To understand the emotions, pressures, and motivations related to household cleaning. By gaining a deeper understanding of the the modern young woman’s relationship to cleaning, we can better gauge what types of products and concepts would appeal most. One interesting technique we employed was to have women show us a photo of their Mom in the first response, to dial up the emotional intensity of their responses.
- National US sample
- 12 states
- 14 cities
- Ages 25 – 40
- Mix of ethnicities and socio-economic backgrounds
While we anticipated interesting results given the nature of the study and the research design, what we didn’t see coming was that the study became a form of mother/daughter therapy as told through the lens of home cleaning. Millennial women’s cleaning rituals, habits and schedules opened up a Pandora’s box of deep memories, providing a rich and emotionally colorful set of insights.
Here’s a look at how we set the stage for success by tuning the study design and triggers for the unique attributes of mobile video surveys.
The unique nature of mobile video studies
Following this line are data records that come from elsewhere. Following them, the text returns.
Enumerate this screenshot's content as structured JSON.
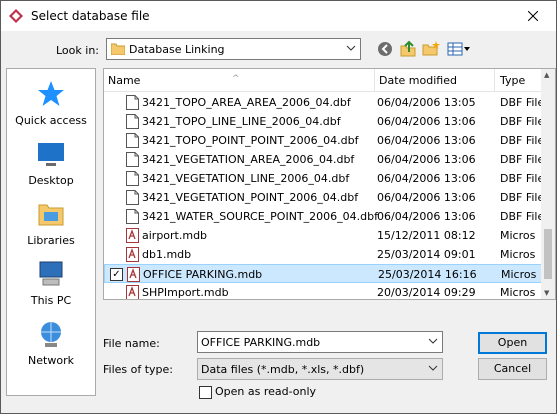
{
  "window": {
    "title": "Select database file"
  },
  "lookin": {
    "label": "Look in:",
    "value": "Database Linking"
  },
  "places": [
    {
      "label": "Quick access",
      "icon": "star-icon"
    },
    {
      "label": "Desktop",
      "icon": "desktop-icon"
    },
    {
      "label": "Libraries",
      "icon": "libraries-icon"
    },
    {
      "label": "This PC",
      "icon": "computer-icon"
    },
    {
      "label": "Network",
      "icon": "network-icon"
    }
  ],
  "columns": {
    "name": "Name",
    "date": "Date modified",
    "type": "Type"
  },
  "files": [
    {
      "name": "3421_TOPO_AREA_AREA_2006_04.dbf",
      "date": "06/04/2006 13:05",
      "type": "DBF File",
      "kind": "dbf"
    },
    {
      "name": "3421_TOPO_LINE_LINE_2006_04.dbf",
      "date": "06/04/2006 13:06",
      "type": "DBF File",
      "kind": "dbf"
    },
    {
      "name": "3421_TOPO_POINT_POINT_2006_04.dbf",
      "date": "06/04/2006 13:06",
      "type": "DBF File",
      "kind": "dbf"
    },
    {
      "name": "3421_VEGETATION_AREA_2006_04.dbf",
      "date": "06/04/2006 13:06",
      "type": "DBF File",
      "kind": "dbf"
    },
    {
      "name": "3421_VEGETATION_LINE_2006_04.dbf",
      "date": "06/04/2006 13:06",
      "type": "DBF File",
      "kind": "dbf"
    },
    {
      "name": "3421_VEGETATION_POINT_2006_04.dbf",
      "date": "06/04/2006 13:06",
      "type": "DBF File",
      "kind": "dbf"
    },
    {
      "name": "3421_WATER_SOURCE_POINT_2006_04.dbf",
      "date": "06/04/2006 13:06",
      "type": "DBF File",
      "kind": "dbf"
    },
    {
      "name": "airport.mdb",
      "date": "15/12/2011 08:12",
      "type": "Micros",
      "kind": "mdb"
    },
    {
      "name": "db1.mdb",
      "date": "25/03/2014 09:01",
      "type": "Micros",
      "kind": "mdb"
    },
    {
      "name": "OFFICE PARKING.mdb",
      "date": "25/03/2014 16:16",
      "type": "Micros",
      "kind": "mdb",
      "selected": true
    },
    {
      "name": "SHPImport.mdb",
      "date": "20/03/2014 09:29",
      "type": "Micros",
      "kind": "mdb"
    }
  ],
  "filename": {
    "label": "File name:",
    "value": "OFFICE PARKING.mdb"
  },
  "filetype": {
    "label": "Files of type:",
    "value": "Data files (*.mdb, *.xls, *.dbf)"
  },
  "readonly": {
    "label": "Open as read-only",
    "checked": false
  },
  "buttons": {
    "open": "Open",
    "cancel": "Cancel"
  }
}
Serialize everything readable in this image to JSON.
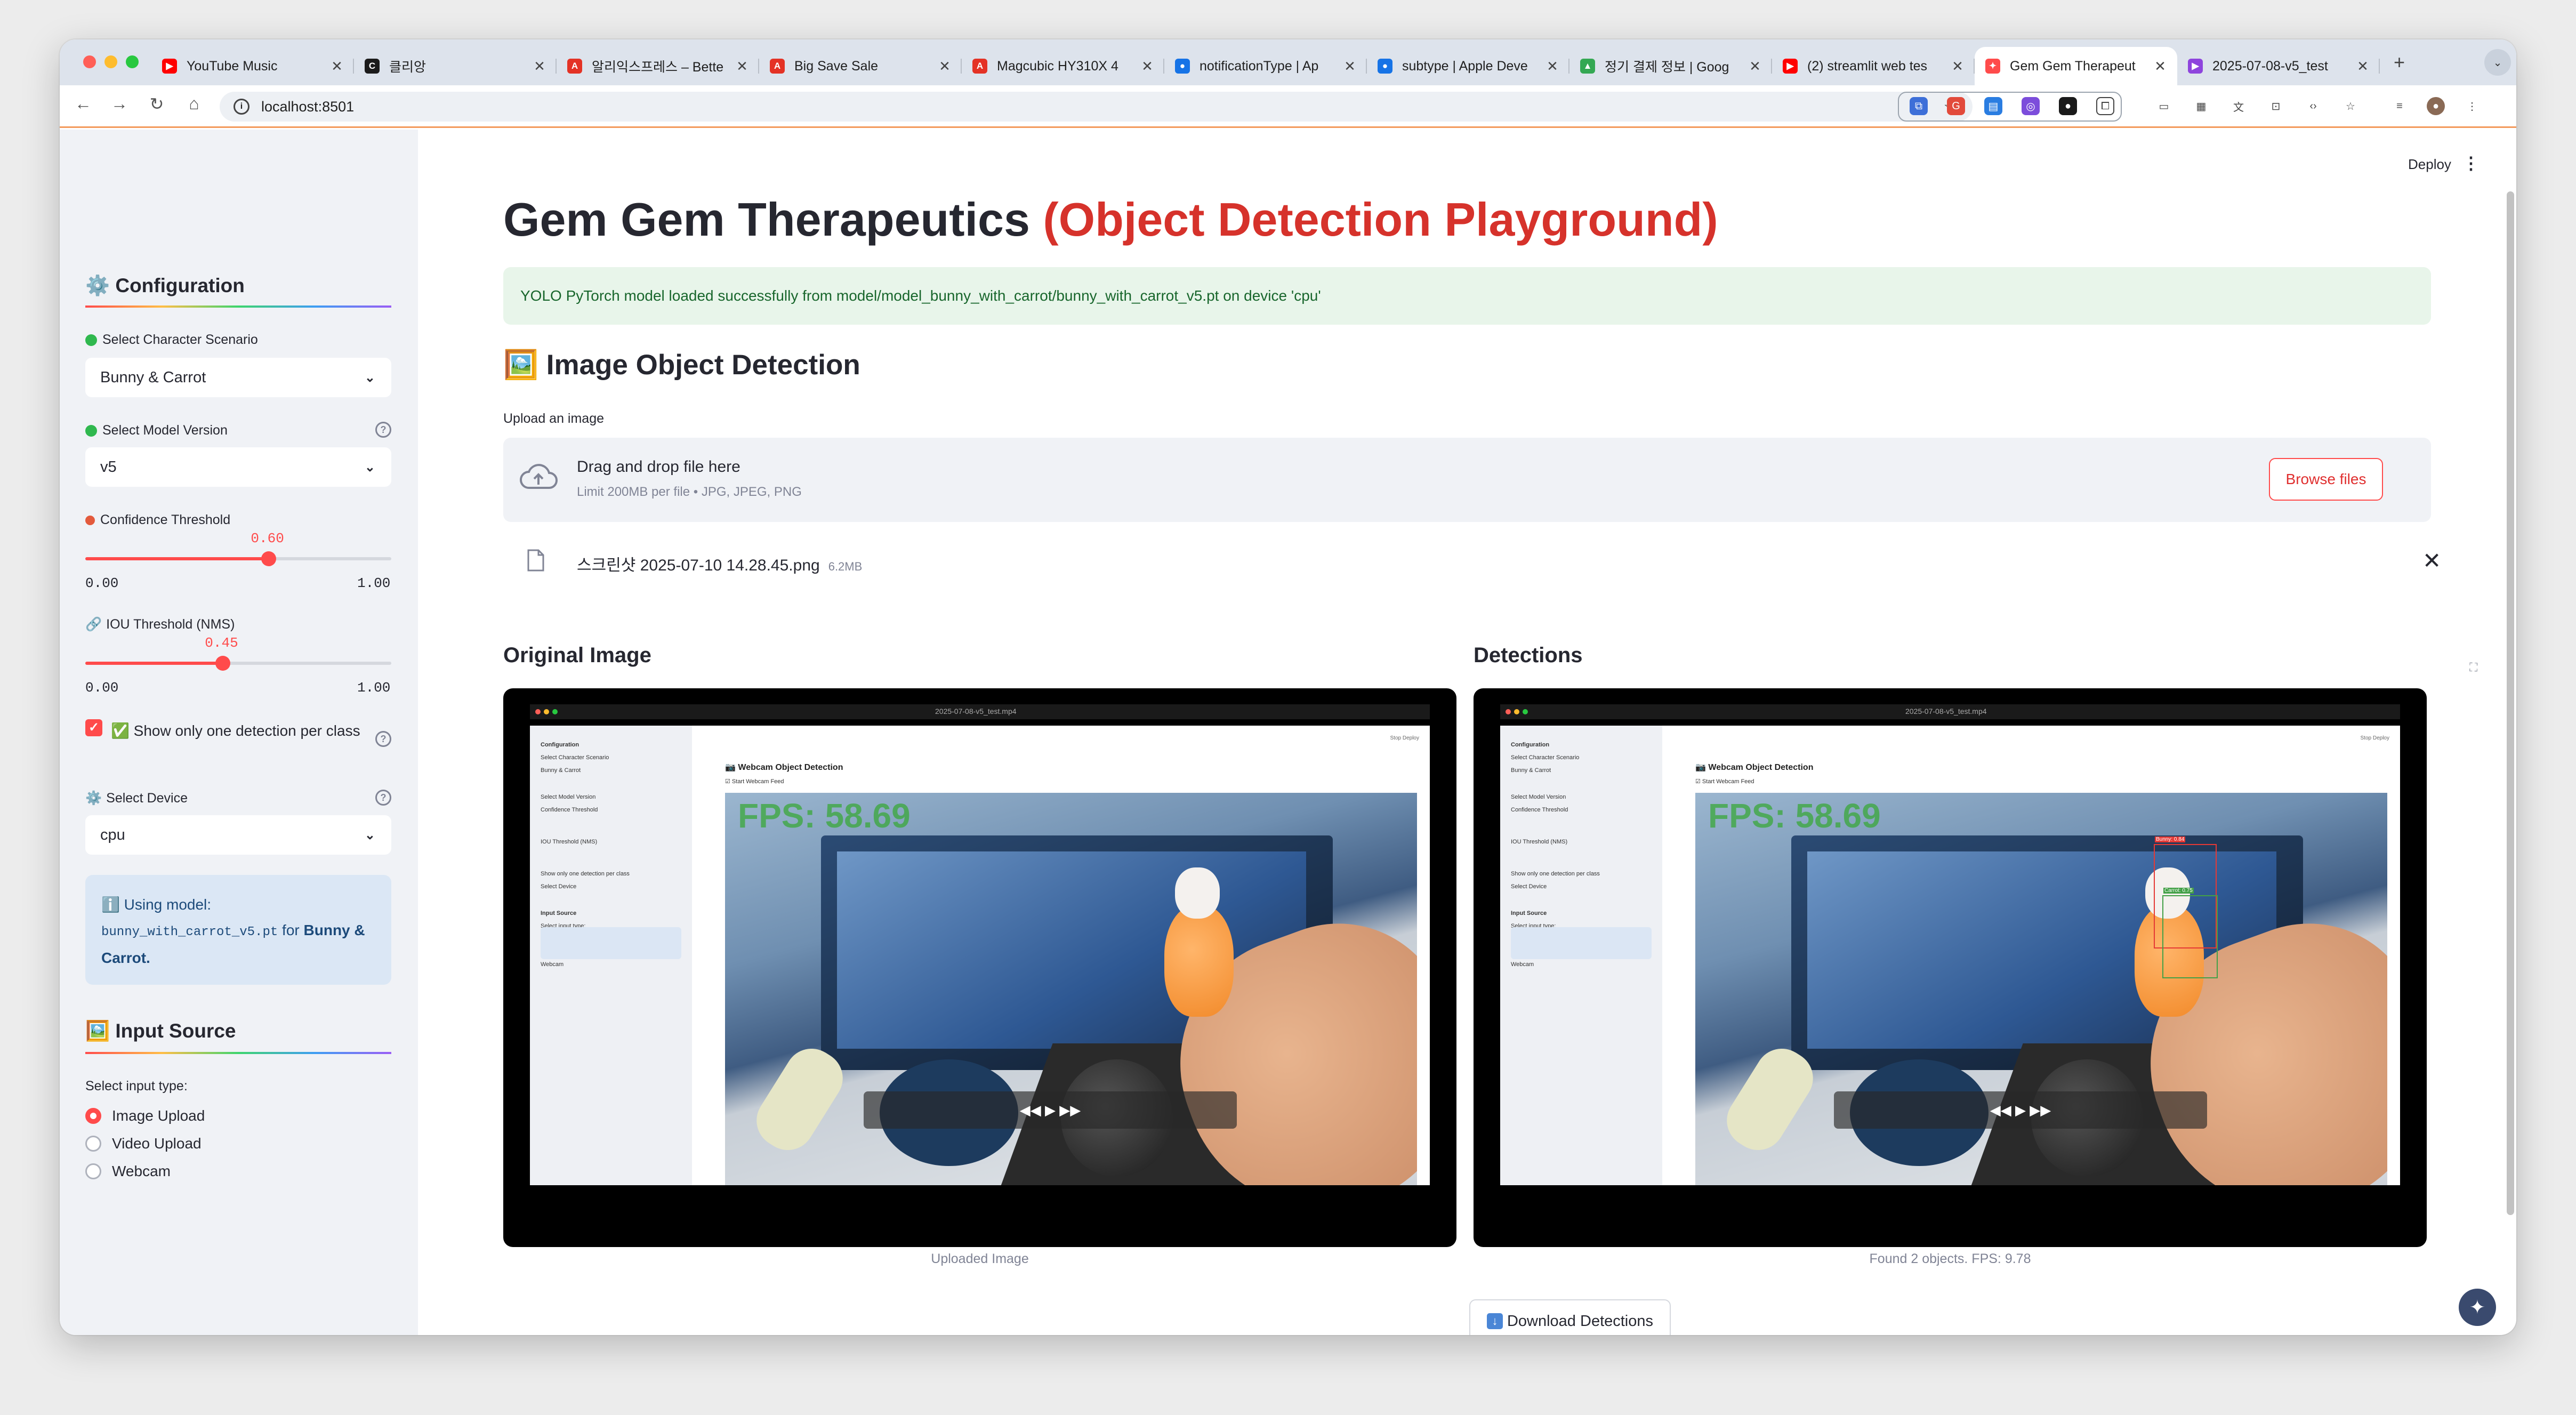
{
  "browser": {
    "tabs": [
      {
        "title": "YouTube Music",
        "color": "#ff0000",
        "glyph": "▶"
      },
      {
        "title": "클리앙",
        "color": "#1b1b1b",
        "glyph": "C"
      },
      {
        "title": "알리익스프레스 – Bette",
        "color": "#e43225",
        "glyph": "A"
      },
      {
        "title": "Big Save Sale",
        "color": "#e43225",
        "glyph": "A"
      },
      {
        "title": "Magcubic HY310X 4",
        "color": "#e43225",
        "glyph": "A"
      },
      {
        "title": "notificationType | Ap",
        "color": "#1673e6",
        "glyph": "●"
      },
      {
        "title": "subtype | Apple Deve",
        "color": "#1673e6",
        "glyph": "●"
      },
      {
        "title": "정기 결제 정보 | Goog",
        "color": "#34a853",
        "glyph": "▲"
      },
      {
        "title": "(2) streamlit web tes",
        "color": "#ff0000",
        "glyph": "▶"
      },
      {
        "title": "Gem Gem Therapeut",
        "color": "#ff4b4b",
        "glyph": "✦"
      },
      {
        "title": "2025-07-08-v5_test",
        "color": "#8e44dd",
        "glyph": "▶"
      }
    ],
    "active_tab": "Gem Gem Therapeut",
    "url": "localhost:8501",
    "new_tab_glyph": "+",
    "close_glyph": "✕"
  },
  "app": {
    "deploy_label": "Deploy",
    "menu_glyph": "⋮",
    "title_main": "Gem Gem Therapeutics",
    "title_accent": "(Object Detection Playground)",
    "success_message": "YOLO PyTorch model loaded successfully from model/model_bunny_with_carrot/bunny_with_carrot_v5.pt on device 'cpu'",
    "section_heading": "Image Object Detection",
    "upload_label": "Upload an image",
    "dropzone": {
      "title": "Drag and drop file here",
      "limit": "Limit 200MB per file • JPG, JPEG, PNG",
      "browse_label": "Browse files"
    },
    "uploaded_file": {
      "name": "스크린샷 2025-07-10 14.28.45.png",
      "size": "6.2MB"
    },
    "original_heading": "Original Image",
    "detections_heading": "Detections",
    "original_caption": "Uploaded Image",
    "detections_caption": "Found 2 objects. FPS: 9.78",
    "download_label": "Download Detections"
  },
  "sidebar": {
    "config_heading": "Configuration",
    "scenario_label": "Select Character Scenario",
    "scenario_value": "Bunny & Carrot",
    "model_label": "Select Model Version",
    "model_value": "v5",
    "conf_label": "Confidence Threshold",
    "conf_value": 0.6,
    "conf_display": "0.60",
    "iou_label": "IOU Threshold (NMS)",
    "iou_value": 0.45,
    "iou_display": "0.45",
    "range_min": "0.00",
    "range_max": "1.00",
    "one_per_class_label": "✅ Show only one detection per class",
    "one_per_class_checked": true,
    "device_label": "Select Device",
    "device_value": "cpu",
    "info_prefix": "ℹ️ Using model:",
    "info_model": "bunny_with_carrot_v5.pt",
    "info_for": "for",
    "info_scenario": "Bunny & Carrot.",
    "input_heading": "Input Source",
    "input_type_label": "Select input type:",
    "input_options": [
      "Image Upload",
      "Video Upload",
      "Webcam"
    ],
    "input_selected": "Image Upload"
  },
  "screenshot_content": {
    "file_title": "2025-07-08-v5_test.mp4",
    "heading": "Webcam Object Detection",
    "start_label": "Start Webcam Feed",
    "fps_overlay": "FPS: 58.69",
    "mini_sidebar_labels": [
      "Configuration",
      "Select Character Scenario",
      "Bunny & Carrot",
      "Select Model Version",
      "Confidence Threshold",
      "IOU Threshold (NMS)",
      "Show only one detection per class",
      "Select Device",
      "Input Source",
      "Select input type:",
      "Image Upload",
      "Video Upload",
      "Webcam"
    ],
    "mini_topbar": "Stop   Deploy",
    "player_controls": "◀◀  ▶  ▶▶",
    "detection_labels": [
      "Bunny: 0.84",
      "Carrot: 0.75"
    ]
  }
}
We’ve found that in mobile video surveys, respondents are remarkably open, honest, and candid in their replies. This may be because mobile phones – given how much they are used – serve as virtual extensions of the human hand. The device becomes quite personal and intimate in that respect. Additionally, we often use mobile devices to communicate in confidence with people we trust. So in a sense, the technology, by association, takes on attributes of a confidante: people are comfortable sharing openly with it.
Furthermore, as a market research methodology, mobile video surveys are highly effective for anything to do with the home. Participants often record their responses while at home, where they typically feel comfortable being themselves and where they are surrounded by belongings and items they use every day.
The compounded effect of using a familiar, personal technology in a familiar, personal environment makes the results of mobile video research studies highly insightful.